Ga. Supreme Court order allows judicial discretion over electronics in courtrooms

High court decision keeps current recording rules in place and authorizes trial judges to permit use of electronic devices for non-recording uses.

The Georgia Supreme Court on Tuesday approved a rule change that would generally keep existing protocols in place for audio and video recording in courtrooms, as well as give judges discretion about whether people can use electronic devices to type and text in their courtrooms.

Judges get new leeway to let citizens use phones, computers and tablets in the courtroom to type and text – with permission.

The Court’s order, which takes effect May 1, keeps the so-called Rule 22 largely the same for professional media and citizens using cameras in courtrooms.

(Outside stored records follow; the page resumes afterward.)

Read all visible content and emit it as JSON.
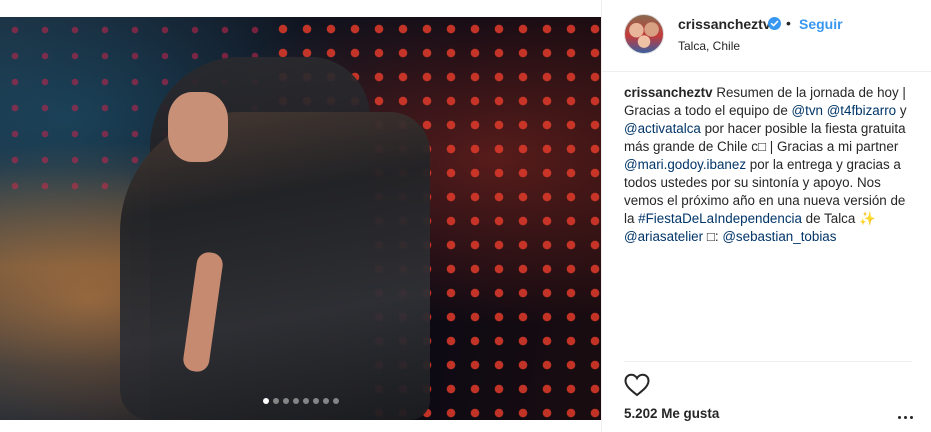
{
  "post": {
    "user": {
      "username": "crissancheztv",
      "verified": true,
      "follow_label": "Seguir",
      "separator": "•",
      "location": "Talca, Chile"
    },
    "caption": {
      "username": "crissancheztv",
      "segments": [
        {
          "text": " Resumen de la jornada de hoy | Gracias a todo el equipo de ",
          "link": false
        },
        {
          "text": "@tvn",
          "link": true
        },
        {
          "text": " ",
          "link": false
        },
        {
          "text": "@t4fbizarro",
          "link": true
        },
        {
          "text": " y ",
          "link": false
        },
        {
          "text": "@activatalca",
          "link": true
        },
        {
          "text": " por hacer posible la fiesta gratuita más grande de Chile c□ | Gracias a mi partner ",
          "link": false
        },
        {
          "text": "@mari.godoy.ibanez",
          "link": true
        },
        {
          "text": " por la entrega y gracias a todos ustedes por su sintonía y apoyo. Nos vemos el próximo año en una nueva versión de la ",
          "link": false
        },
        {
          "text": "#FiestaDeLaIndependencia",
          "link": true
        },
        {
          "text": " de Talca ✨ ",
          "link": false
        },
        {
          "text": "@ariasatelier",
          "link": true
        },
        {
          "text": " □: ",
          "link": false
        },
        {
          "text": "@sebastian_tobias",
          "link": true
        }
      ]
    },
    "likes_label": "5.202 Me gusta",
    "carousel": {
      "total": 8,
      "active_index": 0
    }
  },
  "icons": {
    "heart": "heart-outline-icon",
    "more": "more-options-icon",
    "verified": "verified-badge-icon"
  },
  "colors": {
    "link": "#003569",
    "follow": "#3897f0",
    "verified": "#3897f0",
    "text": "#262626",
    "divider": "#efefef"
  }
}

As happens today, journalists and members of the public must request permission to record or photograph judicial proceedings. A judge must provide detailed rationale for denying cameras in the courtroom — and only after holding a hearing on the issue.

The new rule gives a judge leeway to let citizens use phones, computers and tablets in the courtroom to type and text, but the judge has to specifically permit it — orally, in writing or by posting such a policy in their courtroom. Otherwise, the public has to keep electronic devices turned off in the courtroom.

At the same time, the rule gives attorneys appearing before the court wide latitude to use electronic devices for everything from audio and video recordings to taking notes. A lawyer must announce to the courtroom that a recording is being made, and the recording can only be used afterward for legal proceedings.

“On the whole, the new Rule 22 aligns with the Georgia First Amendment Foundation’s request that courtrooms in the state remain open to the public,” said Richard Griffiths, president of the foundation’s board of directors.

“We wish the rule had embraced a system that automatically allowed courtroom observers to type and text in courtrooms in a non-disruptive way, but the foundation appreciates the Supreme Court’s decision to reject the outright ban that had been proposed by others,” Griffiths said. “The new rule makes clear that individual judges may routinely allow this use of technology in their courtrooms. That’s a step in the right direction.”